## ACTIVITY
Set the entries down once more, exactly as they are worded.

## DATASET
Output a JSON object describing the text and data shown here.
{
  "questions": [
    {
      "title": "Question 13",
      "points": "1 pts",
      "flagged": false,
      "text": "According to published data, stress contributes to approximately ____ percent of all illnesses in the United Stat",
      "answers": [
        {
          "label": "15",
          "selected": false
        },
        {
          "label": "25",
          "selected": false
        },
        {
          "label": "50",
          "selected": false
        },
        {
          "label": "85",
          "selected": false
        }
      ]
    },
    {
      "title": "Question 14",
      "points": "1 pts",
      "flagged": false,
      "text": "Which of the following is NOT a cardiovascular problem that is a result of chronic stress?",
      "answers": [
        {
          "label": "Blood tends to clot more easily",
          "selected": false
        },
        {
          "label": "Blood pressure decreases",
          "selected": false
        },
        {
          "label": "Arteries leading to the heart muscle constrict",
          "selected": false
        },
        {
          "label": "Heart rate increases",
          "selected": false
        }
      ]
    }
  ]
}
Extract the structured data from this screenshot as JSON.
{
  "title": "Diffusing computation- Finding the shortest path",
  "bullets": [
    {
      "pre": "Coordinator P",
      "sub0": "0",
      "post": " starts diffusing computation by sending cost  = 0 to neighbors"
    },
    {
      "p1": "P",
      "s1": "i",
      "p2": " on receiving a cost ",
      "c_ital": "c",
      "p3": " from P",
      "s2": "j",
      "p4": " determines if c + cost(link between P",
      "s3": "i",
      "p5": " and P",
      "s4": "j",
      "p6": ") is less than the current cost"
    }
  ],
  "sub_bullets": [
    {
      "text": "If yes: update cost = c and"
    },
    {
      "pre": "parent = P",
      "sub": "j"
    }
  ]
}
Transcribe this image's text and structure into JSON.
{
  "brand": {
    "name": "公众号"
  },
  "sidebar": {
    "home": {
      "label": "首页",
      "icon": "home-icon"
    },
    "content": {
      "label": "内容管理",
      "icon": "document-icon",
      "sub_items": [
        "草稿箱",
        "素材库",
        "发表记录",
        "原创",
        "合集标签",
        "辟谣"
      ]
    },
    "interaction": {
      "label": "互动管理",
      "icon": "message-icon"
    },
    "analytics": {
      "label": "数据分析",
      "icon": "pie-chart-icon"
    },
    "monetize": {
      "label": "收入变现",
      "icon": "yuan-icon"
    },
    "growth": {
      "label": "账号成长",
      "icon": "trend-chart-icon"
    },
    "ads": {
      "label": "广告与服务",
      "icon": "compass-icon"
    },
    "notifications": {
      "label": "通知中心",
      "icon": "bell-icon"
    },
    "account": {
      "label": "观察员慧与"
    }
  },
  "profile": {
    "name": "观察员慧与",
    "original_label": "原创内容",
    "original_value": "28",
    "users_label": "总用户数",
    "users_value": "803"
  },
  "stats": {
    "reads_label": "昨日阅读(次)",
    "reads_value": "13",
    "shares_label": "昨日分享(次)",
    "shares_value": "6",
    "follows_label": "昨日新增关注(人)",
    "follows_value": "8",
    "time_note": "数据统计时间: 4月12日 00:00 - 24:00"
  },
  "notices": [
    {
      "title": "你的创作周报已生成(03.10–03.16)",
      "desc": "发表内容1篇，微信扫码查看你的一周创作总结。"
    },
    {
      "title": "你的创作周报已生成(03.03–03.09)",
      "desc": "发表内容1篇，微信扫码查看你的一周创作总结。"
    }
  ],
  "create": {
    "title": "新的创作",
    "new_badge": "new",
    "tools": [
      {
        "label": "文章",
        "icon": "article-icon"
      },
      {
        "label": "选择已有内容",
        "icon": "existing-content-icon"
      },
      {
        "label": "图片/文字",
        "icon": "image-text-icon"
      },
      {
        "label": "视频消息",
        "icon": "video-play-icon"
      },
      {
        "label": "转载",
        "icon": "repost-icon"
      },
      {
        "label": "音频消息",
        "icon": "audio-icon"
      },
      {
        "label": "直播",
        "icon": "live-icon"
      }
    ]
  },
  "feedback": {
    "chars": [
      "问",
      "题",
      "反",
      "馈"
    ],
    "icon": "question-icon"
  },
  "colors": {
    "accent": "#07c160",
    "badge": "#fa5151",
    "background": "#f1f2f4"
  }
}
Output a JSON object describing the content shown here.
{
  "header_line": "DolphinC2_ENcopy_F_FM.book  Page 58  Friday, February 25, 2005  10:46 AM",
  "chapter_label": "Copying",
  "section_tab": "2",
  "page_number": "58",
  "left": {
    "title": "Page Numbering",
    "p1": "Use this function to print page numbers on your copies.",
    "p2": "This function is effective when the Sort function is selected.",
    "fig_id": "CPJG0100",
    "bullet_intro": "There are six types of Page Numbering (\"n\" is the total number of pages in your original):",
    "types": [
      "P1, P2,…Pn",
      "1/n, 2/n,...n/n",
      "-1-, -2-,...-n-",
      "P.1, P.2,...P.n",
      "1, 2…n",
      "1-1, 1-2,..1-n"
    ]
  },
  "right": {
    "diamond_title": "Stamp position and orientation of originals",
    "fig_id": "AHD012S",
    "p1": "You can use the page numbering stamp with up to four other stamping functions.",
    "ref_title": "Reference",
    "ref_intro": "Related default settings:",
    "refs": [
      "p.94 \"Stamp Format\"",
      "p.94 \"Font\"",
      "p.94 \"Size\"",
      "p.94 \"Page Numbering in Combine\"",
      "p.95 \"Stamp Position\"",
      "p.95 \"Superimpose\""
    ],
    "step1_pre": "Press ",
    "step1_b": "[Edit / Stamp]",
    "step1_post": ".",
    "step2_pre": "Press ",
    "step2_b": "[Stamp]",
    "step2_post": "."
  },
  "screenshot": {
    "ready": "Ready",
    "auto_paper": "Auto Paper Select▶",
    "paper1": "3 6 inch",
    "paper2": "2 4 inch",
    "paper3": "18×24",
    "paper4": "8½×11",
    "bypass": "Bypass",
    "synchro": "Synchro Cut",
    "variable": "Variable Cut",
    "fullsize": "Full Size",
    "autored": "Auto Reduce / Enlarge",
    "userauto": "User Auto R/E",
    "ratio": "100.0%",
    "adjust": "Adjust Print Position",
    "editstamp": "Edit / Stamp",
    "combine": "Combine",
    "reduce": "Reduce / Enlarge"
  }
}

## PROBLEM SOLUTION
Output a JSON object describing the text and data shown here.
{
  "questions": [
    {
      "title": "Question 13",
      "points": "1 pts",
      "flagged": false,
      "text": "According to published data, stress contributes to approximately ____ percent of all illnesses in the United Stat",
      "answers": [
        {
          "label": "15",
          "selected": false
        },
        {
          "label": "25",
          "selected": false
        },
        {
          "label": "50",
          "selected": false
        },
        {
          "label": "85",
          "selected": false
        }
      ]
    },
    {
      "title": "Question 14",
      "points": "1 pts",
      "flagged": false,
      "text": "Which of the following is NOT a cardiovascular problem that is a result of chronic stress?",
      "answers": [
        {
          "label": "Blood tends to clot more easily",
          "selected": false
        },
        {
          "label": "Blood pressure decreases",
          "selected": false
        },
        {
          "label": "Arteries leading to the heart muscle constrict",
          "selected": false
        },
        {
          "label": "Heart rate increases",
          "selected": false
        }
      ]
    }
  ]
}
Extract the structured data from this screenshot as JSON.
{
  "title": "Diffusing computation- Finding the shortest path",
  "bullets": [
    {
      "pre": "Coordinator P",
      "sub0": "0",
      "post": " starts diffusing computation by sending cost  = 0 to neighbors"
    },
    {
      "p1": "P",
      "s1": "i",
      "p2": " on receiving a cost ",
      "c_ital": "c",
      "p3": " from P",
      "s2": "j",
      "p4": " determines if c + cost(link between P",
      "s3": "i",
      "p5": " and P",
      "s4": "j",
      "p6": ") is less than the current cost"
    }
  ],
  "sub_bullets": [
    {
      "text": "If yes: update cost = c and"
    },
    {
      "pre": "parent = P",
      "sub": "j"
    }
  ]
}
Transcribe this image's text and structure into JSON.
{
  "brand": {
    "name": "公众号"
  },
  "sidebar": {
    "home": {
      "label": "首页",
      "icon": "home-icon"
    },
    "content": {
      "label": "内容管理",
      "icon": "document-icon",
      "sub_items": [
        "草稿箱",
        "素材库",
        "发表记录",
        "原创",
        "合集标签",
        "辟谣"
      ]
    },
    "interaction": {
      "label": "互动管理",
      "icon": "message-icon"
    },
    "analytics": {
      "label": "数据分析",
      "icon": "pie-chart-icon"
    },
    "monetize": {
      "label": "收入变现",
      "icon": "yuan-icon"
    },
    "growth": {
      "label": "账号成长",
      "icon": "trend-chart-icon"
    },
    "ads": {
      "label": "广告与服务",
      "icon": "compass-icon"
    },
    "notifications": {
      "label": "通知中心",
      "icon": "bell-icon"
    },
    "account": {
      "label": "观察员慧与"
    }
  },
  "profile": {
    "name": "观察员慧与",
    "original_label": "原创内容",
    "original_value": "28",
    "users_label": "总用户数",
    "users_value": "803"
  },
  "stats": {
    "reads_label": "昨日阅读(次)",
    "reads_value": "13",
    "shares_label": "昨日分享(次)",
    "shares_value": "6",
    "follows_label": "昨日新增关注(人)",
    "follows_value": "8",
    "time_note": "数据统计时间: 4月12日 00:00 - 24:00"
  },
  "notices": [
    {
      "title": "你的创作周报已生成(03.10–03.16)",
      "desc": "发表内容1篇，微信扫码查看你的一周创作总结。"
    },
    {
      "title": "你的创作周报已生成(03.03–03.09)",
      "desc": "发表内容1篇，微信扫码查看你的一周创作总结。"
    }
  ],
  "create": {
    "title": "新的创作",
    "new_badge": "new",
    "tools": [
      {
        "label": "文章",
        "icon": "article-icon"
      },
      {
        "label": "选择已有内容",
        "icon": "existing-content-icon"
      },
      {
        "label": "图片/文字",
        "icon": "image-text-icon"
      },
      {
        "label": "视频消息",
        "icon": "video-play-icon"
      },
      {
        "label": "转载",
        "icon": "repost-icon"
      },
      {
        "label": "音频消息",
        "icon": "audio-icon"
      },
      {
        "label": "直播",
        "icon": "live-icon"
      }
    ]
  },
  "feedback": {
    "chars": [
      "问",
      "题",
      "反",
      "馈"
    ],
    "icon": "question-icon"
  },
  "colors": {
    "accent": "#07c160",
    "badge": "#fa5151",
    "background": "#f1f2f4"
  }
}
Output a JSON object describing the content shown here.
{
  "header_line": "DolphinC2_ENcopy_F_FM.book  Page 58  Friday, February 25, 2005  10:46 AM",
  "chapter_label": "Copying",
  "section_tab": "2",
  "page_number": "58",
  "left": {
    "title": "Page Numbering",
    "p1": "Use this function to print page numbers on your copies.",
    "p2": "This function is effective when the Sort function is selected.",
    "fig_id": "CPJG0100",
    "bullet_intro": "There are six types of Page Numbering (\"n\" is the total number of pages in your original):",
    "types": [
      "P1, P2,…Pn",
      "1/n, 2/n,...n/n",
      "-1-, -2-,...-n-",
      "P.1, P.2,...P.n",
      "1, 2…n",
      "1-1, 1-2,..1-n"
    ]
  },
  "right": {
    "diamond_title": "Stamp position and orientation of originals",
    "fig_id": "AHD012S",
    "p1": "You can use the page numbering stamp with up to four other stamping functions.",
    "ref_title": "Reference",
    "ref_intro": "Related default settings:",
    "refs": [
      "p.94 \"Stamp Format\"",
      "p.94 \"Font\"",
      "p.94 \"Size\"",
      "p.94 \"Page Numbering in Combine\"",
      "p.95 \"Stamp Position\"",
      "p.95 \"Superimpose\""
    ],
    "step1_pre": "Press ",
    "step1_b": "[Edit / Stamp]",
    "step1_post": ".",
    "step2_pre": "Press ",
    "step2_b": "[Stamp]",
    "step2_post": "."
  },
  "screenshot": {
    "ready": "Ready",
    "auto_paper": "Auto Paper Select▶",
    "paper1": "3 6 inch",
    "paper2": "2 4 inch",
    "paper3": "18×24",
    "paper4": "8½×11",
    "bypass": "Bypass",
    "synchro": "Synchro Cut",
    "variable": "Variable Cut",
    "fullsize": "Full Size",
    "autored": "Auto Reduce / Enlarge",
    "userauto": "User Auto R/E",
    "ratio": "100.0%",
    "adjust": "Adjust Print Position",
    "editstamp": "Edit / Stamp",
    "combine": "Combine",
    "reduce": "Reduce / Enlarge"
  }
}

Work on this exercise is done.